__Directions__:
Please filter the listing below and copy out the lines that hold "handle".

__Source material__:
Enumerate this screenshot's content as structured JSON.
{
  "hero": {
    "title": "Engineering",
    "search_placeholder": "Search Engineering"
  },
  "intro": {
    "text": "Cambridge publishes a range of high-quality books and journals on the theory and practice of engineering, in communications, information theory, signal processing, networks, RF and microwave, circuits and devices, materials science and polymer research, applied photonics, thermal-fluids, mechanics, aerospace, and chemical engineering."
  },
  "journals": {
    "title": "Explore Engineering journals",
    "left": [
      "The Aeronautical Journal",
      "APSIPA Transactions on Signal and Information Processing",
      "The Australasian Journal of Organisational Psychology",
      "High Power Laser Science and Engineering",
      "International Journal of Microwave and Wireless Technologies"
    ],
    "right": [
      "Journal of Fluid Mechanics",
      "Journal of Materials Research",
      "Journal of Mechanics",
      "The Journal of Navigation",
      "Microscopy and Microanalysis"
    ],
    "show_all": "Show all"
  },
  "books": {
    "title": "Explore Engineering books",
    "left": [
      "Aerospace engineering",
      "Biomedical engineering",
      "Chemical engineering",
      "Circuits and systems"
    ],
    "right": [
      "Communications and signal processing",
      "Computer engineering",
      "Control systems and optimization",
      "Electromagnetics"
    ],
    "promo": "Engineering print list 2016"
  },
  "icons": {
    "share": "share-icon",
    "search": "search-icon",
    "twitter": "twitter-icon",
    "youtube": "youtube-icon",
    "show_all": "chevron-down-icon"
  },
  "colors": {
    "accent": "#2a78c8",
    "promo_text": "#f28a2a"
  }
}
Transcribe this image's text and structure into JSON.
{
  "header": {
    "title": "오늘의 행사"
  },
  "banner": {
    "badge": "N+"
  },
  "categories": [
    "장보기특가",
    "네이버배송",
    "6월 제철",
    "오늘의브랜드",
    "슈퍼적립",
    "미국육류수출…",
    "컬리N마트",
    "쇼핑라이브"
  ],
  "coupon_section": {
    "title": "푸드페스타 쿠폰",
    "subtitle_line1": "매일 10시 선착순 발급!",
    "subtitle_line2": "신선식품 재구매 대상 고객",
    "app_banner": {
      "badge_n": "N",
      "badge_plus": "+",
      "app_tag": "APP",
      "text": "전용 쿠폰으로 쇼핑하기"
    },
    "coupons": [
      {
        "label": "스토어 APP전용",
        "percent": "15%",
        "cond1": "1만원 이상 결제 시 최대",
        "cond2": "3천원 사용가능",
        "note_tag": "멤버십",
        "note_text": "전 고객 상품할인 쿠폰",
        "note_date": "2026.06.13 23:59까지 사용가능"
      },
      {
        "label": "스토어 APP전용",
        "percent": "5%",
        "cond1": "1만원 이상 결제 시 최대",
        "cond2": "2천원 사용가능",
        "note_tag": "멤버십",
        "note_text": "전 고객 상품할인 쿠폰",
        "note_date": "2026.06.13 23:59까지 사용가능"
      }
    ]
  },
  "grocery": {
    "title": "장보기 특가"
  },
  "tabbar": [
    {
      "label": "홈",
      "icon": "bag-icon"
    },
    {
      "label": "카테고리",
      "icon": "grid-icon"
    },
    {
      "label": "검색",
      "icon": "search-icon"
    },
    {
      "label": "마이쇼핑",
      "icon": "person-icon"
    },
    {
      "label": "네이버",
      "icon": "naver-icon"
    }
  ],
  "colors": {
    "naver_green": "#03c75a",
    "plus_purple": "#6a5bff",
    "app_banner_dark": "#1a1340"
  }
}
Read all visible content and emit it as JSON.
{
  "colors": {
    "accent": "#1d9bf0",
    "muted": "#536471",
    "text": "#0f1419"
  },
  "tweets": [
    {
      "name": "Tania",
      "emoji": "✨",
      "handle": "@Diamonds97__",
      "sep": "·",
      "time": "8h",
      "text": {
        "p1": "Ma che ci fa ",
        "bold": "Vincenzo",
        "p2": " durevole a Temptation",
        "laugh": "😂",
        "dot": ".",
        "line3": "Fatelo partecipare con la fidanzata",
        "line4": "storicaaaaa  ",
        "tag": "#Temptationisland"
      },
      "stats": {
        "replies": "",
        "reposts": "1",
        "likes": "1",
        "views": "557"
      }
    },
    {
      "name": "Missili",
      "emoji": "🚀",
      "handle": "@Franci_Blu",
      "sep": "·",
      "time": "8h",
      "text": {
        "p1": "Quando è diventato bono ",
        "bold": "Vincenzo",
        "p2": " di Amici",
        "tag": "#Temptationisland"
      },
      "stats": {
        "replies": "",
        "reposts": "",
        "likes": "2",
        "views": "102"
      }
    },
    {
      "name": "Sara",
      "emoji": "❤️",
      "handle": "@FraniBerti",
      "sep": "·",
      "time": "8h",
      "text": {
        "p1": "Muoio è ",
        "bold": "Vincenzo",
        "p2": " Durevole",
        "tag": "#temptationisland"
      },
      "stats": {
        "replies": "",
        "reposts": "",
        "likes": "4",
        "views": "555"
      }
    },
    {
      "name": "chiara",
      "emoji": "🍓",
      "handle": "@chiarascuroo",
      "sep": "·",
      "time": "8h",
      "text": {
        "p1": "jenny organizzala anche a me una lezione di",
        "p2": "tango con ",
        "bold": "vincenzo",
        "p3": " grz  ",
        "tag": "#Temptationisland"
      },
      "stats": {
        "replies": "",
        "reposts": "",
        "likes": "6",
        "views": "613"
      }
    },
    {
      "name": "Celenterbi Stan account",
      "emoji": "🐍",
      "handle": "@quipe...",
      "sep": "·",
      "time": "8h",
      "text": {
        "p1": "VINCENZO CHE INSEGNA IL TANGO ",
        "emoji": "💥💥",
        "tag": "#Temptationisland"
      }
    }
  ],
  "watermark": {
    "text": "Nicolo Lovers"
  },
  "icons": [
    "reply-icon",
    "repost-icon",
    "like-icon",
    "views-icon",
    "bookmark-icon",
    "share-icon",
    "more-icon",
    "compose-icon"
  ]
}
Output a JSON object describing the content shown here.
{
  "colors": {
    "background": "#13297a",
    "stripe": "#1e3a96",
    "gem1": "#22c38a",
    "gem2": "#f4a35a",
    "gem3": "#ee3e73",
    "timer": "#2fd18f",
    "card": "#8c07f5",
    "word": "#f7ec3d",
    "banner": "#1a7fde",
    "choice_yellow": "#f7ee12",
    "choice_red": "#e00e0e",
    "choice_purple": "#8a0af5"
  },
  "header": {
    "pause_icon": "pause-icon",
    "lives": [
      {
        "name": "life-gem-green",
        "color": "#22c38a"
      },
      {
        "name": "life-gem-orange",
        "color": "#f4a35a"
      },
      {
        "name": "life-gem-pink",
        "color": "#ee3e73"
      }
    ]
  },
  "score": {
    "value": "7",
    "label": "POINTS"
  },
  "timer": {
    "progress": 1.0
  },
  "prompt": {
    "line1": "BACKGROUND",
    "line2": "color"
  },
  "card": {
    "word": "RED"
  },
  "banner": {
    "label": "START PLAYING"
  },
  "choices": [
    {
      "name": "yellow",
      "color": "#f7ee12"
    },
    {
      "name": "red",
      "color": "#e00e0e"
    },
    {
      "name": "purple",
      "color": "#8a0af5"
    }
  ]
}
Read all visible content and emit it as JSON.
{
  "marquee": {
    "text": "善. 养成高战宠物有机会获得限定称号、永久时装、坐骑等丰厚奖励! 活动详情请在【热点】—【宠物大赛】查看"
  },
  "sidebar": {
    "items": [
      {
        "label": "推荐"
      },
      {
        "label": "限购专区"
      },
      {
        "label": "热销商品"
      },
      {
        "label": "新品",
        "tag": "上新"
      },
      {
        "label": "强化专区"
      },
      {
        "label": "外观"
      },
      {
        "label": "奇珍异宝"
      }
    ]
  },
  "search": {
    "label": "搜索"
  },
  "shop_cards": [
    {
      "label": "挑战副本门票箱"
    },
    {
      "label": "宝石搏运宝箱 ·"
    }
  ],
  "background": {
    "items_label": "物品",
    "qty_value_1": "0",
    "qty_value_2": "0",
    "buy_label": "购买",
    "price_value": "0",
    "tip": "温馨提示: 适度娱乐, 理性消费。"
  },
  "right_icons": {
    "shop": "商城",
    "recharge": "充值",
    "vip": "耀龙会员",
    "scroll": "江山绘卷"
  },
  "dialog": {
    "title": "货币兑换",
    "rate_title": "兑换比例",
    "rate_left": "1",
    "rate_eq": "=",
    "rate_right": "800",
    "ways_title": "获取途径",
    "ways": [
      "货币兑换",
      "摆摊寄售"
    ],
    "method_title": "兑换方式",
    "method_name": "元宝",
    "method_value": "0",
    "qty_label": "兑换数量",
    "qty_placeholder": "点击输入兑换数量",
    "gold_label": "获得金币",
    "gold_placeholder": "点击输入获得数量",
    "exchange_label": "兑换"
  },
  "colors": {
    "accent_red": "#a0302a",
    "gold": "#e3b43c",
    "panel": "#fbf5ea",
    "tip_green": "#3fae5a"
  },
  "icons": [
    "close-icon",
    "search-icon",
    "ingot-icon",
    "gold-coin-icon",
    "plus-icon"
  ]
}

__Result for this task__:
      "handle": "@Diamonds97__",
      "handle": "@Franci_Blu",
      "handle": "@FraniBerti",
      "handle": "@chiarascuroo",
      "handle": "@quipe...",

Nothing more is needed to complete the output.